One commenter offered, “I don’t like being the first person in. I’m just not good at reading documents, downloading/installing things, getting them set up, etc.…I prefer to let somebody else do the evaluation, then get an overview from them on how stuff basically works, then take off with experimenting/pushing the boundaries from there.”
The Pragmatist With Due Diligence Approach
Another perspective was offered by a commenter who said, “I know very few who don’t use a multi-step evaluation process. Mine generally is to read advertisements and magazine articles, to determine what the product is supposed to do. I then read “professional” detailed reviews (e.g. sites that review products). What’s the consensus across multiple reviews? From there I read reviews from people who like to go first — do they think it does what it is supposed to do? Again, multiple reviews help form a better picture, good and bad. At this point, if the product is hardware, I make a buy/no-buy decision. If it’s software, I download a demo, limited version, or full version (if possible) and play with it.”
Avoid the Razzle-Dazzle Approach
In the words of this commenterm “If the video content were more than just the usual manic presentations with unreadable screen-shots, surfeited with unnecessary animations, video effects, distracting music tracks …I’d be voting for that.”From a marketing perspective, this comment also rings true for product videos and corporate-recruiting videos. Communication is more effective when we temper our desire to overwhelm and instead provide our audience with the content they need without the fireworks.
The Trust but Verify Approach
References matter, and they have to be real. As this commenter explains, “I do a decent online search/eval and will (by way of example) even check the evaluations where possible with sites like ReviewMeta.com or Amazon Review Checker. This is the same as price checking (even when it’s not my money).”
Some Evaluation Criteria Were…
…Not Captured In The Survey
While not necessarily revealed by the survey responses, the following evaluation criteria will be taken into account by developers:
- The initial perception of quality of the product and support including documentation.
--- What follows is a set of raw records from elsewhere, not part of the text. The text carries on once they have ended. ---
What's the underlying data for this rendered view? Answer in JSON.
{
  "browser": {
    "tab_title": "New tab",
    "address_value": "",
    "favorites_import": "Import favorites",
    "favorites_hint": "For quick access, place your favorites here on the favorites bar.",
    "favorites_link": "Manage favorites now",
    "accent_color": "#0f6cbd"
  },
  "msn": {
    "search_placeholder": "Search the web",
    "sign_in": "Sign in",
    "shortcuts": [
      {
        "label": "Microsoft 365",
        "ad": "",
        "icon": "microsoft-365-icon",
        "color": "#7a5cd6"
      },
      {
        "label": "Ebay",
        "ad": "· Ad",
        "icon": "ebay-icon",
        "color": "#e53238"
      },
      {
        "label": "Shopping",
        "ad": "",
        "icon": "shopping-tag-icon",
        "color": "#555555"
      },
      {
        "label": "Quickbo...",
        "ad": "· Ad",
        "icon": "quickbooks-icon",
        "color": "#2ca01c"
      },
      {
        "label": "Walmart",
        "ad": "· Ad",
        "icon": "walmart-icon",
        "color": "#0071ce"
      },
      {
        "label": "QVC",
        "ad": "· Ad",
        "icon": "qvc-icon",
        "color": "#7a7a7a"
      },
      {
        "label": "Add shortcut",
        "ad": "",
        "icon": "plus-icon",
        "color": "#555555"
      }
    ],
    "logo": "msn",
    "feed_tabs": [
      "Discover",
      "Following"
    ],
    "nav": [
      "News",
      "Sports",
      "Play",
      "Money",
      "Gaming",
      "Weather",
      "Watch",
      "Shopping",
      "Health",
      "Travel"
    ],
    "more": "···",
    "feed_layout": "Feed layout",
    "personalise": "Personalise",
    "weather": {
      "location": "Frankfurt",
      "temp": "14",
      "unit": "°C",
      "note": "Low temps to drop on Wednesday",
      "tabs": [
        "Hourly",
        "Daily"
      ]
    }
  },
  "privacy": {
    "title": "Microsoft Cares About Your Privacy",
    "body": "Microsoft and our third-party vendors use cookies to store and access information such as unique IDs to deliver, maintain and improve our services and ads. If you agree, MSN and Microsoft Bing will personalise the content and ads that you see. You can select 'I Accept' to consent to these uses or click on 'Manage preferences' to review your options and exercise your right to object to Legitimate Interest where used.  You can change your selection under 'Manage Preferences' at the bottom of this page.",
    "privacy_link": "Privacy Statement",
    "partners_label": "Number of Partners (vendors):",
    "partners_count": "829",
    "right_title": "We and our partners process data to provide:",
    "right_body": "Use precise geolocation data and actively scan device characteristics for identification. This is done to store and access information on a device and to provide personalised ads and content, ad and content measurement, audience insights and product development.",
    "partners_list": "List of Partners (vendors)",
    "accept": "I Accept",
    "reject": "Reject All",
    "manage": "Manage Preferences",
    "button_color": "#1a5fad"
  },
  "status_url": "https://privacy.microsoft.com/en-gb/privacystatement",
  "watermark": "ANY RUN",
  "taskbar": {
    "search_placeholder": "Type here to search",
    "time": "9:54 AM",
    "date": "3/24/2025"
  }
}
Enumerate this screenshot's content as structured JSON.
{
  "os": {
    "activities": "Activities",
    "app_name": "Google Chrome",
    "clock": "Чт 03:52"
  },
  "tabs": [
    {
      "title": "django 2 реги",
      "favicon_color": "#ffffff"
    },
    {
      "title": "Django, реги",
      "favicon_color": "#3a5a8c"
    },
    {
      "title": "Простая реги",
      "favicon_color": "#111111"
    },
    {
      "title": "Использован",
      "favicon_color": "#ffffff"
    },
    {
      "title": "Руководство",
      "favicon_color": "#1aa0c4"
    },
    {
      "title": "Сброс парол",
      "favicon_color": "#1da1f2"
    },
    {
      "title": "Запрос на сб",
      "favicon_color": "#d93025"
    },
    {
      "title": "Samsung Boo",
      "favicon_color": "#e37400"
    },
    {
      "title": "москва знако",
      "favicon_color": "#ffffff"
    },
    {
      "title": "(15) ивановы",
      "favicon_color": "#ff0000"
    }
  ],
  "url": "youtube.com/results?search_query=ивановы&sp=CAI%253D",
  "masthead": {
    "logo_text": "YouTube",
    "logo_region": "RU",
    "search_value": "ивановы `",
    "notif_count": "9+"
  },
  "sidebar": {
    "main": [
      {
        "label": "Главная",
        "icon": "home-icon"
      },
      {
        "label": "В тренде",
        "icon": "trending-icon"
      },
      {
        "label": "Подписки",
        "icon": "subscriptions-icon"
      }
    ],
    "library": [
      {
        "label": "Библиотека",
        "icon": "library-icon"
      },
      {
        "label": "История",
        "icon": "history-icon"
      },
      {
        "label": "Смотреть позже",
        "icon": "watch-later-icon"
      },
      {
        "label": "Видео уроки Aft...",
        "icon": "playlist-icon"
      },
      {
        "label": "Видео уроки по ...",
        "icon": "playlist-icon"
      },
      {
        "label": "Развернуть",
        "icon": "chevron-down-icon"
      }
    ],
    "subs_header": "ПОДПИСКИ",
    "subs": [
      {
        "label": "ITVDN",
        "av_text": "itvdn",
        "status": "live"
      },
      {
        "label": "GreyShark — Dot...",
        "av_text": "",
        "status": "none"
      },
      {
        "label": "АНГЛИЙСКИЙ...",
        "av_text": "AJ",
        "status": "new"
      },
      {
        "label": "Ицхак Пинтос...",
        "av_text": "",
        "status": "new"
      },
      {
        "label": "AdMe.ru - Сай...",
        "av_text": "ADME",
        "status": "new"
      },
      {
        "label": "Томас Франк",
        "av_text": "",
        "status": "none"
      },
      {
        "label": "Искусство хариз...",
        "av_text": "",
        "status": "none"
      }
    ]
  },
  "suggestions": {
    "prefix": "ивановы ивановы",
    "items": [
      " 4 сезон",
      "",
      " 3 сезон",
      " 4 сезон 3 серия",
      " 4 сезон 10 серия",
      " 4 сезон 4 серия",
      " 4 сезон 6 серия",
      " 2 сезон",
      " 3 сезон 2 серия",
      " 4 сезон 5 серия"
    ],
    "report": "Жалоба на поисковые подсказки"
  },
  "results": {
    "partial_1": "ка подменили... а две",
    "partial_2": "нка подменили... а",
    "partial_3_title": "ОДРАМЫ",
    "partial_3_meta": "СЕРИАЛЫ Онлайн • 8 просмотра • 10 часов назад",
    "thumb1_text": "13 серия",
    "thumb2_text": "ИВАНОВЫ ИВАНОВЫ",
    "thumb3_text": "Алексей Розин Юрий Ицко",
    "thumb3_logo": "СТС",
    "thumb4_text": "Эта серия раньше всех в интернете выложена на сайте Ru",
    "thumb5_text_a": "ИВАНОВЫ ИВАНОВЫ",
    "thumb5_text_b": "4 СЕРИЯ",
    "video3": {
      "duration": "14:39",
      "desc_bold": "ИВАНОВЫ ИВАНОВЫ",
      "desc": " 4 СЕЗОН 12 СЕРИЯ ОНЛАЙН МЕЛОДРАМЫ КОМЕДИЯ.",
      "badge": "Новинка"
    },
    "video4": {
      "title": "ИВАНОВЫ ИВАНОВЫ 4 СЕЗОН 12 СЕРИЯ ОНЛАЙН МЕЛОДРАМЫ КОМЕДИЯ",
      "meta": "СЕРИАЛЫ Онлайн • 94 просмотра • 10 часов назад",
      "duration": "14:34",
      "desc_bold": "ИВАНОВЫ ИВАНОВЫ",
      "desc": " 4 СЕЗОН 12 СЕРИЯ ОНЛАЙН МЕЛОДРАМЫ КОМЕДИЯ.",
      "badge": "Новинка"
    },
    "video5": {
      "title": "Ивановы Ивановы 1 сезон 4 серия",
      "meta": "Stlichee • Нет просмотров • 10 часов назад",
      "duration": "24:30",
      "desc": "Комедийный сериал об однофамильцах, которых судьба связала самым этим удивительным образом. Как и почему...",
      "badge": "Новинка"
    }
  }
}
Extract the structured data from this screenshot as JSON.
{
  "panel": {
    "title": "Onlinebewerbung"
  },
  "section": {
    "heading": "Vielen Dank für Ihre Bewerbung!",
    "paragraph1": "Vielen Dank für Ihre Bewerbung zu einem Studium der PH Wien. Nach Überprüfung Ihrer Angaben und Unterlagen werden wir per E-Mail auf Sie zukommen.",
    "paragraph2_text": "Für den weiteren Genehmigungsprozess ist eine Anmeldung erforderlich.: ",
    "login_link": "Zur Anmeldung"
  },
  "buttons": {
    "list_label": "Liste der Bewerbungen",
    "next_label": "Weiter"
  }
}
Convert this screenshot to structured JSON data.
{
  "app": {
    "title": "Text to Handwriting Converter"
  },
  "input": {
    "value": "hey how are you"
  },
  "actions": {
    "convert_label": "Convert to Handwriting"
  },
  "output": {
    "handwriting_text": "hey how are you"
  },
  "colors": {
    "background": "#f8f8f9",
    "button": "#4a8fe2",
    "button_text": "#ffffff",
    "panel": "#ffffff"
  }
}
- Benchmarking and the option of an alternative, such as “build it yourself.”
- The importance of references from the developer community
- Cost – is it both affordable and necessary
Give Developers What They Want
To help developers evaluate your product, provide the tools and information for them to understand the benefits the product brings. Consider a multi-tier approach to your advertising and marketing efforts. Offer access to full documentation, a sandbox to try things out, video and animation that shows what the product can do, and how-to’s/tutorials. And, don’t forget to highlight developer reviews. Ultimately, developers all want the same thing: Confidence that they are making the right selection based on a fair evaluation.